- What are the most common types of complaints?
- Where are complaints addressed the fastest? (Is it in higher income neighborhoods?)
- How is the geography of the caller captured?
- How are duplicate requests handled in the system?
- What barriers may exist for people to access and use the 311 system?
- What percentage of tickets are submitted via phone versus online?
- What are the pre-defined categories? What happens with the unique calls and how do they get sorted and included in the data?
- Is there a difference in recording/reporting methods depending on who answers the 3-1-1 call that day?
- How does the data collection differ in well- and under-represented areas? What efforts might have been made to correct imbalances identified?
- Are you planning on making inferences to underrepresented areas based on other data?
- Are you able to attribute the number of complaints to a single source? Is this a neighborhood issue or a personal one?
- How are 311 requests distributed across the city? Have calls ever been mapped?
- Is the data publicly available?
- Are follow-up complaints reported in the data set too? Can they be separated out?
- Who can see 3-1-1 data? Are there any publicly facing dashboards or other sharing of the information?
- Are there reports issued on requests received and resolved?
- How many people use this for community development planning?
- How is personal information protected?
- How many complaints have been successfully addressed?
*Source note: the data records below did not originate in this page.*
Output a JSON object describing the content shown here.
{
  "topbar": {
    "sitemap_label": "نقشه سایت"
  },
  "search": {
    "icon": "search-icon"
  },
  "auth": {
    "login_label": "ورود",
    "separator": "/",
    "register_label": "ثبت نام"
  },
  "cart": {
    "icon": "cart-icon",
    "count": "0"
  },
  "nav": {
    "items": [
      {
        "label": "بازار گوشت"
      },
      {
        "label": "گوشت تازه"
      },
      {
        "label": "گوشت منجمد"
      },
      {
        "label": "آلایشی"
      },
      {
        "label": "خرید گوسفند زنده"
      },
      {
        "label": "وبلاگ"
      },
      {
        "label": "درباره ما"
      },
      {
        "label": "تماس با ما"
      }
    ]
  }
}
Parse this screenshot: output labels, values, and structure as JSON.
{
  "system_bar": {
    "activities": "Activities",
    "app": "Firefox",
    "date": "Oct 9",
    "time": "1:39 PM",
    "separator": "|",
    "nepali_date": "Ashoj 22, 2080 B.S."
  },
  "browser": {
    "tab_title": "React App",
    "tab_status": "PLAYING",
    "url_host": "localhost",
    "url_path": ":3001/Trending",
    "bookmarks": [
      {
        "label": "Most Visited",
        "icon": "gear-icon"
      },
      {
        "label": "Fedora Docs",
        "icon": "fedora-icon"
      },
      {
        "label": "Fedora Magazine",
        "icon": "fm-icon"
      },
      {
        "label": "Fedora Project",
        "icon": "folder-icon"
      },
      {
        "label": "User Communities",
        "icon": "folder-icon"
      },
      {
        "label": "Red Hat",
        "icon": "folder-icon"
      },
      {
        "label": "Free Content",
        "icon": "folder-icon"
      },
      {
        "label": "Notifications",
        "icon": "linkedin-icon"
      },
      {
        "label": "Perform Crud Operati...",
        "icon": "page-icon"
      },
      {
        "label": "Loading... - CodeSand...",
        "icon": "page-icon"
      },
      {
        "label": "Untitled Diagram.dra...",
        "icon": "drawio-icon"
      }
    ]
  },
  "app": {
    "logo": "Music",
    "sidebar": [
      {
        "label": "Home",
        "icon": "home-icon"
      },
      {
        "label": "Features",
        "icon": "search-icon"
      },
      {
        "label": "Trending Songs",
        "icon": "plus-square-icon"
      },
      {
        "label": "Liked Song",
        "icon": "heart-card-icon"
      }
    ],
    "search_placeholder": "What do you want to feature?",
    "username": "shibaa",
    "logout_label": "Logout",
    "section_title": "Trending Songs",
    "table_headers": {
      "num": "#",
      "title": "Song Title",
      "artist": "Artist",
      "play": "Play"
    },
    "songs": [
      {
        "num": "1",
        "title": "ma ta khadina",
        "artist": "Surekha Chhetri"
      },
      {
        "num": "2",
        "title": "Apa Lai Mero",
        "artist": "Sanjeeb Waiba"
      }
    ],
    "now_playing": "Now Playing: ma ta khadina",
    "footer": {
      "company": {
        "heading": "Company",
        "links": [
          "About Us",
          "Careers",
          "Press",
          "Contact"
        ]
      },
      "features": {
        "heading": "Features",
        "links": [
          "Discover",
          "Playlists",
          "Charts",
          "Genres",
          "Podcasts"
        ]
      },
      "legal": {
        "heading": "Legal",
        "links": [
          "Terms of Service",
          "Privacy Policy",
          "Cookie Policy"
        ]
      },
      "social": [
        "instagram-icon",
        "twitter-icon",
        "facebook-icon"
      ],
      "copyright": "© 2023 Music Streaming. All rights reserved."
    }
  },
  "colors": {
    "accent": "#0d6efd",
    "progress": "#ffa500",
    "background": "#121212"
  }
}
And in what categories?
- How often is the data updated?
- Are data audited for quality? How often?
- What additional information will inform the budget allocations?
- How does the 311 data align or not align with actual investments in cleanups, physical infrastructure, etc.?
To end our session, we brainstormed practices we can build to capture important context about data. Here’s what participants shared:
Practices for people that have some power or control over data
- Consider how reports will affect different populations (especially those that experience oppression) and the unintended consequences that might result from sharing data
- Involve the community in data collection
- Pay people fairly to collect data and share information
- Practice “using” data before the data collection process is finalized
- Talk with people who will be affected by the decisions made based on the data collected
- Shift power to those who don’t historically have the power
Practices for people that don’t have power or control over data
- Ask about how the data is collected and the reason(s) behind the methodology
- Think of the media format used to capture the data and what biases or barriers that format might introduce
- Advocate for data transparency
- Ask hard questions of folks who do have power over data that can reveal inequities and bias
- Record limitations in data
- Ask if you can be involved in data analysis and dissemination
- When using data without context, ask for context; if you can’t get context, be transparent about the context that is missing and how it impacts the analysis/project
Reading list / sources:
- “Datasheets for Datasets” by Gebru et al.
- Data Feminism by D’Ignazio and Klein
- All Data Are Local by Loukissas
For examples of data guides to capture and share context, we encourage you to check out the following:
- Allegheny County Property Assessments – Property Assessment Data User Guide Allegheny County – WPRDC
- WPRDC Data Guides
- A Guide to Home Mortgage Disclosure Act Data | Urban Institute
- Crime and Punishment in Chicago (archive.org)
This week (November 18, 2022), we will continue our Data Literacy series with a discussion on classification and representation. We’ll explore the different classification systems we use for data, and the values, assumptions, and power hierarchies that are embedded within them. We’ll work together to explore how we can maximize value and minimize harm from the use of classification systems in data and create practices that accurately represent how people want to be represented in them.
If you are interested in participating in the next cohort of our Data Literacy for Data Stewards peer learning series starting in the first quarter of 2023, email us at email@example.com and we will let you know when registration is open.